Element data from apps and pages
____________
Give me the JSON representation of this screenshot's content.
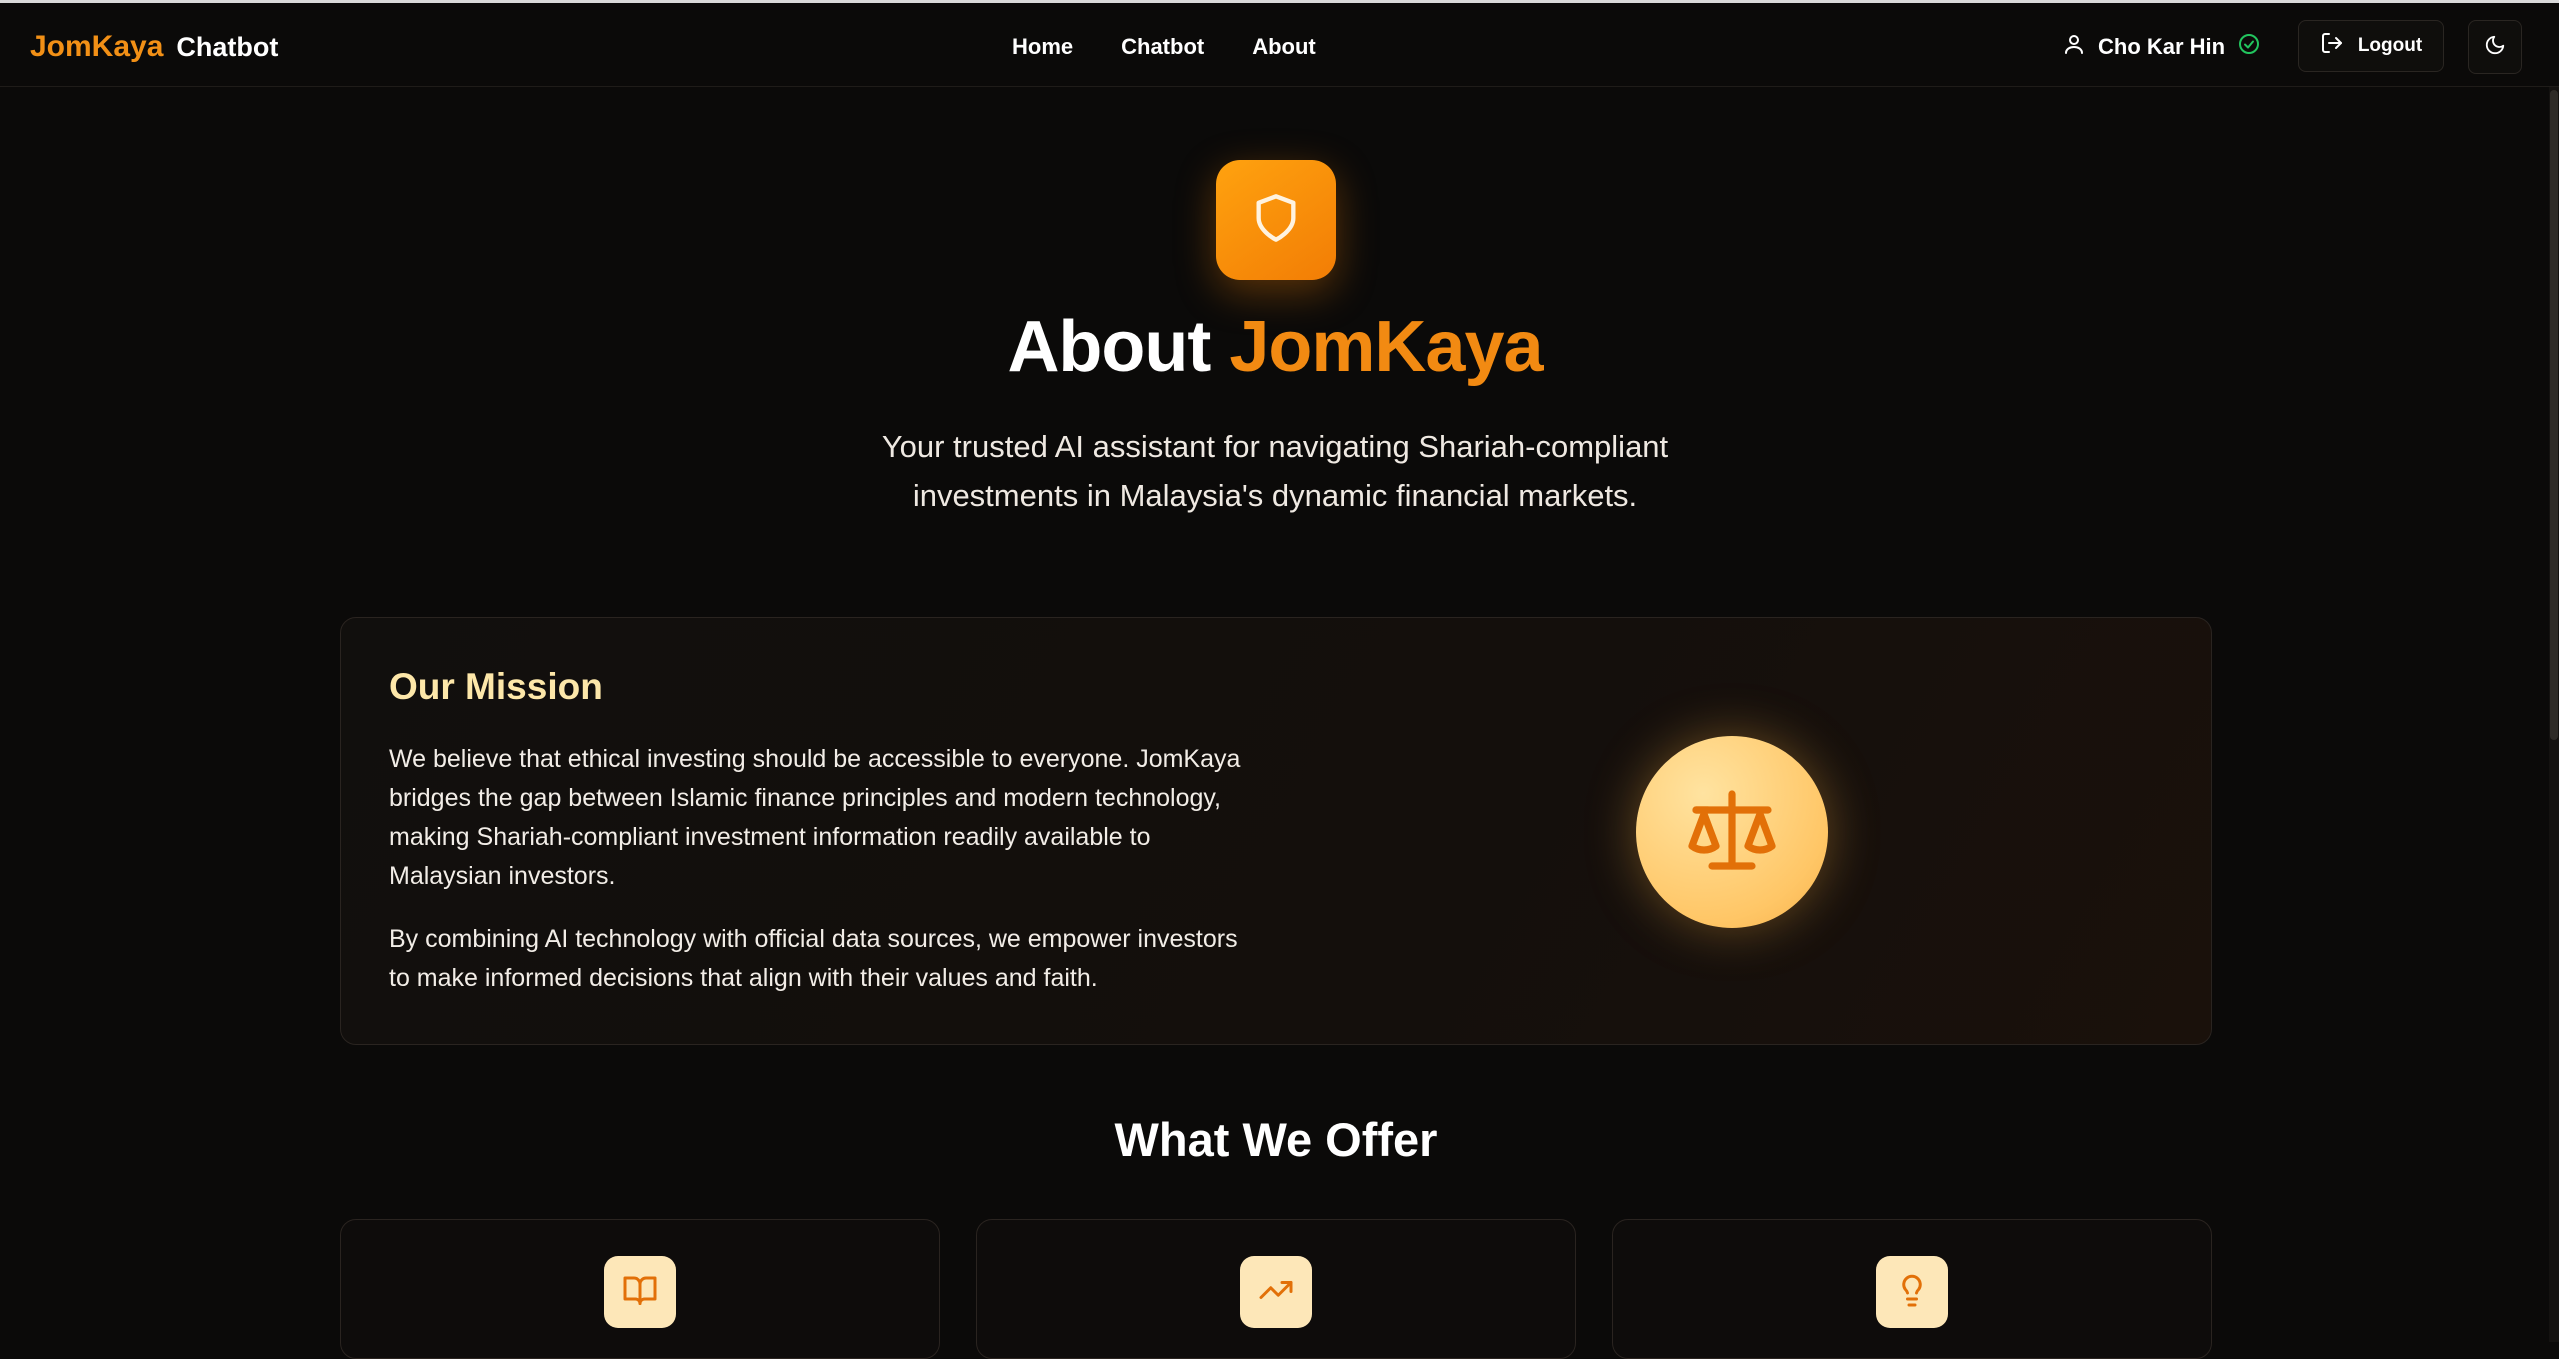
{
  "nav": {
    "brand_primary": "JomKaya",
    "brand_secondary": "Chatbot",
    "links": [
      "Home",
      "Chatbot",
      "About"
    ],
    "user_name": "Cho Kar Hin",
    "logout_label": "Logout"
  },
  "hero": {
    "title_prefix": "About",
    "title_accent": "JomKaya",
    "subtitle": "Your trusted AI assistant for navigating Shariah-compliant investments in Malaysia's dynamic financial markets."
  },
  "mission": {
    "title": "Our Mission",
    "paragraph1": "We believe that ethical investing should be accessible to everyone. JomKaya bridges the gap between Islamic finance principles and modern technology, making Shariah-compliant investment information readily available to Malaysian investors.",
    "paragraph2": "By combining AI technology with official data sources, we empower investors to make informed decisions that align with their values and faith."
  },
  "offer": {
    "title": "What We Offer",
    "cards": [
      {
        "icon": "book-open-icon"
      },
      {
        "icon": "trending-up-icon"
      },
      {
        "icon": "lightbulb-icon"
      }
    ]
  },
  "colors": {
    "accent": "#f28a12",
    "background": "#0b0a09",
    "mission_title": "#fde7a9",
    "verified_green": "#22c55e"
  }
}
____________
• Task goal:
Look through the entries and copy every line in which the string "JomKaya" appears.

• Solution:
    "brand_primary": "JomKaya",
    "title_accent": "JomKaya",
    "paragraph1": "We believe that ethical investing should be accessible to everyone. JomKaya bridges the gap between Islamic finance principles and modern technology, making Shariah-compliant investment information readily available to Malaysian investors.",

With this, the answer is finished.